The assault trial for Const. Geoff Mantler opened Monday with testimony from the journalist who caught him kicking a kneeling suspect in the face.

Kelly Hayes stood across the street from Mantler during the Jan. 6, 2011 arrest, filming with his iPhone as the officer stepped towards 51-year-old Buddy Tavares and punted him.

The video made headlines across Canada, leading to a charge of assault causing bodily harm for Mantler and inspiring a protest rally against the RCMP in Kelowna.

But the same footage may play a large part in the defence’s strategy.

During Hayes’ cross-examination, Mantler’s lawyer broke the footage down frame by frame and highlighted a fifth of a second in which Tavares appears to raise his hands slightly towards the officer.

“When you see it in plain speed, in normal speed, you wouldn’t notice that until someone breaks it down,” Hayes told CTV News. “But it can’t be denied that Mr. Tavares raises his hands.”

Tavares, who spoke briefly on his way into court, said he expected his character would play a key role in the defence.

“His whole defence is going to be to discredit me, you watch,” said Tavares, who says he suffers ongoing anxiety attacks as a result of the kick.

Tavares’ truck was pulled over the day of the alleged assault by Mounties responding to reports of shots fired at the Harvest Golf Club. A friend of Tavares told CTV News he was on disability leave from his job at the course at the time, and that one of his duties had been scaring off geese with a shotgun.

Mantler pleaded not guilty to the assault, a move that still shocks Tavares’ family.
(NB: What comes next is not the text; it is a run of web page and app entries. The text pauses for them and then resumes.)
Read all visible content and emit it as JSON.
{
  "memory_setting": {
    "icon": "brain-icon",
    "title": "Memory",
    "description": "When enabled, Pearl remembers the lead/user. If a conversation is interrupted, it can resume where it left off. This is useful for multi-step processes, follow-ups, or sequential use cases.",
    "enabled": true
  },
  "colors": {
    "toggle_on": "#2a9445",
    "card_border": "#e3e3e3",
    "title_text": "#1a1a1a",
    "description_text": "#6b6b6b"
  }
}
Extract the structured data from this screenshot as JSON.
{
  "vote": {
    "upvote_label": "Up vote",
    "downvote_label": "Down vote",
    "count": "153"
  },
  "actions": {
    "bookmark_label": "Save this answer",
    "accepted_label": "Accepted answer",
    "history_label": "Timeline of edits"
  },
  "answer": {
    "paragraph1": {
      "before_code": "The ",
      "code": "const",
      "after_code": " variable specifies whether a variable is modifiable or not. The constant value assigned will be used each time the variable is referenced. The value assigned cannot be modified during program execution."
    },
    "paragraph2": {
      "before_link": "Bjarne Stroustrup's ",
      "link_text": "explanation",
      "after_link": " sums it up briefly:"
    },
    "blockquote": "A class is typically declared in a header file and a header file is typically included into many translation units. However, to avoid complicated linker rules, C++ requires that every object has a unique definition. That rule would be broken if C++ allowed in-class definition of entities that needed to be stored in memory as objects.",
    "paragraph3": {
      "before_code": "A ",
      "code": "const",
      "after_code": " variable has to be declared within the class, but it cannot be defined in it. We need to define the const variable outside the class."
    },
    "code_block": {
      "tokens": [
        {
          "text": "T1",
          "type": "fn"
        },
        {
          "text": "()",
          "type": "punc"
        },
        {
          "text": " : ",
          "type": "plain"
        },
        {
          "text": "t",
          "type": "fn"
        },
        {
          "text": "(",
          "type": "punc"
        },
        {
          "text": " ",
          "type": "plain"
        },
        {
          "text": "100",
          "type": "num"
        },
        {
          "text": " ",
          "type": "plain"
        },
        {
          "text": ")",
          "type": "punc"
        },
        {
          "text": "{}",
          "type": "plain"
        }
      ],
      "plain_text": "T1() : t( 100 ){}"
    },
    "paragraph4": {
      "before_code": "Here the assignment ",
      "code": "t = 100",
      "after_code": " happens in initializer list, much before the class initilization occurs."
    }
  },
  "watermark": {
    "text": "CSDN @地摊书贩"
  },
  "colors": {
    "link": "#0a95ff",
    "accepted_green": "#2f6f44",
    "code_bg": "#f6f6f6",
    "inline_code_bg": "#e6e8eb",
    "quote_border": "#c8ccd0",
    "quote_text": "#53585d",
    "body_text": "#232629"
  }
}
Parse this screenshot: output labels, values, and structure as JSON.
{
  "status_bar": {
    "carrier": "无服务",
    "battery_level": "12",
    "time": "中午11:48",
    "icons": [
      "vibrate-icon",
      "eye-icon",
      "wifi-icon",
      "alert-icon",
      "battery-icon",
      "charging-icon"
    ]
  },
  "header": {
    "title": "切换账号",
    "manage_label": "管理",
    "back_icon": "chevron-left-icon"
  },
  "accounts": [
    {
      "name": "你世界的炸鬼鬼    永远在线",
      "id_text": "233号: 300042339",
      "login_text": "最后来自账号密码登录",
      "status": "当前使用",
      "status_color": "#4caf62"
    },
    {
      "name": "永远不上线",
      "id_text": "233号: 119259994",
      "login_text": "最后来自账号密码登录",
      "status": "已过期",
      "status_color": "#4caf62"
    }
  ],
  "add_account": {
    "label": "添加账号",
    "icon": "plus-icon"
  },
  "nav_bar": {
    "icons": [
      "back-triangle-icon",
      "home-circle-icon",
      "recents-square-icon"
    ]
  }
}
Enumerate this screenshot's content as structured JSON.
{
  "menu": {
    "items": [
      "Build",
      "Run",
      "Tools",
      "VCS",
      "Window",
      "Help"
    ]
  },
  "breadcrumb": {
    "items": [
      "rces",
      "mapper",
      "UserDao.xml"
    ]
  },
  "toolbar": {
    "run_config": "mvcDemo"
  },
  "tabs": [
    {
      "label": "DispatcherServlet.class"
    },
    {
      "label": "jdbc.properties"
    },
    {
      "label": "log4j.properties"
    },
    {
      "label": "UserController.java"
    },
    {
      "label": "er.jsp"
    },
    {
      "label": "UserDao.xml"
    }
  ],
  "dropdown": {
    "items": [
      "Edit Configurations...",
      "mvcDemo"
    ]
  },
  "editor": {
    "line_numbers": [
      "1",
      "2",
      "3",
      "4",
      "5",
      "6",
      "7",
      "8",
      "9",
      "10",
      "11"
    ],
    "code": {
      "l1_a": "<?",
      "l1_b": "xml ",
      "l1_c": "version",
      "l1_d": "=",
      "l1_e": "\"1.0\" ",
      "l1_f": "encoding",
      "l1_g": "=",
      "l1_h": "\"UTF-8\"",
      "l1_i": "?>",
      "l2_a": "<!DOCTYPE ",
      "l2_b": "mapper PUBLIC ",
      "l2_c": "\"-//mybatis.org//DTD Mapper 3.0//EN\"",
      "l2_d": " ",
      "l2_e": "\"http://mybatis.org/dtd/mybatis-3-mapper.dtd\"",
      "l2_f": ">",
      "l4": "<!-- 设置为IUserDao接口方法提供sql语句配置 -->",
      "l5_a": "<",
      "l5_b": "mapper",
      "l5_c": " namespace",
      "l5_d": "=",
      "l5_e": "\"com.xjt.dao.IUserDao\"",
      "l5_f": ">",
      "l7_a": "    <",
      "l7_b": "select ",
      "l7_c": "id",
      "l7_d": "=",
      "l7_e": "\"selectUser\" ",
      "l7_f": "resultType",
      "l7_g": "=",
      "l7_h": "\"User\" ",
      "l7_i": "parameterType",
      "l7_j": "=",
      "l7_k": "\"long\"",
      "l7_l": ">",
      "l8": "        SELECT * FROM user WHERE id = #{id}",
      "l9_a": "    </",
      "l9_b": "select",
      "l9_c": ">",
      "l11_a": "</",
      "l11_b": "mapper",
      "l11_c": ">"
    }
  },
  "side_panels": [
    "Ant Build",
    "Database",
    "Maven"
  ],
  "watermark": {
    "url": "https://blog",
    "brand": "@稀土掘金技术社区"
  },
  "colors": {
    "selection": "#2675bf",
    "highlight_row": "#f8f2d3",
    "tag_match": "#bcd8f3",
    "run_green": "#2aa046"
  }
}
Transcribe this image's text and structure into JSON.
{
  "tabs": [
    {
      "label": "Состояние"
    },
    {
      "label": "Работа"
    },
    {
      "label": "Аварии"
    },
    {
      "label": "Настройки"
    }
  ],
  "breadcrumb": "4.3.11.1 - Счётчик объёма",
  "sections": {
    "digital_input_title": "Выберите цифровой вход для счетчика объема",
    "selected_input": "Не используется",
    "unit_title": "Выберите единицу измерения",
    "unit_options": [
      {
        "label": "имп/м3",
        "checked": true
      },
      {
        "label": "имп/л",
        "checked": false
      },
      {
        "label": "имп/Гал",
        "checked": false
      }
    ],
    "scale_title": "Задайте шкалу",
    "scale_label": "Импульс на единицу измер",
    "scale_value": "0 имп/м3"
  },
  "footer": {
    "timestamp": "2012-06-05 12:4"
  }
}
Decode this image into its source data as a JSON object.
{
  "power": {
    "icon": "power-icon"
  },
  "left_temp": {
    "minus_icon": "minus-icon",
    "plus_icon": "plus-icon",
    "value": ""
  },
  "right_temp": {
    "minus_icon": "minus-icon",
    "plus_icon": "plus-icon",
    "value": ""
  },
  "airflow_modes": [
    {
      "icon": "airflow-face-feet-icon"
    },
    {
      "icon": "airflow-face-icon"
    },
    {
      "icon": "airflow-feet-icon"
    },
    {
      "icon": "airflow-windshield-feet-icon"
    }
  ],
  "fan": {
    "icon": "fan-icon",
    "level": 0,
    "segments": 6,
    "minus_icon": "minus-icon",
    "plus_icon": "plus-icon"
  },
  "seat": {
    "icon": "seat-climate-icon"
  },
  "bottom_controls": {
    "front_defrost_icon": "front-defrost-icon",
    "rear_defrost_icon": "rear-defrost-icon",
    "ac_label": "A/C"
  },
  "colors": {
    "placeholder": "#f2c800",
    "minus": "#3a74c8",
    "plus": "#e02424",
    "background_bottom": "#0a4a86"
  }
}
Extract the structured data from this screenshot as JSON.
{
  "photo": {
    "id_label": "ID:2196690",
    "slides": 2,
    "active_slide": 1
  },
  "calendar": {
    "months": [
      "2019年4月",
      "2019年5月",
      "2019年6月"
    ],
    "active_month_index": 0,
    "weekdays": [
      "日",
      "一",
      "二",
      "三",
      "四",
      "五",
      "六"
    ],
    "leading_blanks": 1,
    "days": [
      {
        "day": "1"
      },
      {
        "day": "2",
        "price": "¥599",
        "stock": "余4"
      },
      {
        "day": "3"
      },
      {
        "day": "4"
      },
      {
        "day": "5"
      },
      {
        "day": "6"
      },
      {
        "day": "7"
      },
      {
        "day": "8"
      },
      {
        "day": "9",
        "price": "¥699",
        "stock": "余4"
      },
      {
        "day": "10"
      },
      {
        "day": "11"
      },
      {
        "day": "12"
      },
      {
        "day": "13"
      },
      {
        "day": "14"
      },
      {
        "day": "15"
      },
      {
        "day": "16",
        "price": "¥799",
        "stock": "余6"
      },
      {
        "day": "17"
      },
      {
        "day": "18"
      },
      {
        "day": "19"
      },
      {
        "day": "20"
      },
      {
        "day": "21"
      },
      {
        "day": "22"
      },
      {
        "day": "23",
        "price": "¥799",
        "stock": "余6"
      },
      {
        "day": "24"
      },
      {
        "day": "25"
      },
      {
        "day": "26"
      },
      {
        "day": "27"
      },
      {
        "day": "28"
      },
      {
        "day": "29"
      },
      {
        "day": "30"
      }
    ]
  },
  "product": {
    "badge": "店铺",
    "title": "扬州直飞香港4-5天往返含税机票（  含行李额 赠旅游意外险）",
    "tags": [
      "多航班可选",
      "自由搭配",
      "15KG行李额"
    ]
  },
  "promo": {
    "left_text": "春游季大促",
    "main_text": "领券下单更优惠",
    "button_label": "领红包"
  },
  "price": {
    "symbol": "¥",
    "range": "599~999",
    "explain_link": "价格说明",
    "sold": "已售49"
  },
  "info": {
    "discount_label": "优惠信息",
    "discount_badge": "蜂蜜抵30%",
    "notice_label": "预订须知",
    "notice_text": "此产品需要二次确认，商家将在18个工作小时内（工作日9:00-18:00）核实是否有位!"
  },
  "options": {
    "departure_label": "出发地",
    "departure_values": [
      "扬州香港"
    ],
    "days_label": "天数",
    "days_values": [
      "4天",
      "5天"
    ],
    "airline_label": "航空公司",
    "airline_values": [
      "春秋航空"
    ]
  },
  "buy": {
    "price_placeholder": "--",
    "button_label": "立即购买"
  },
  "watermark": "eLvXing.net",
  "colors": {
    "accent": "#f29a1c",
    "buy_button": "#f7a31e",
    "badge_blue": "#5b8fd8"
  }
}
The officer declined to speak to reporters outside the courthouse Monday.

He has been suspended from duty since January 2011 and had his pay revoked months later.

The trial is expected to last two weeks.

With a report from CTV British Columbia’s Kent Molgat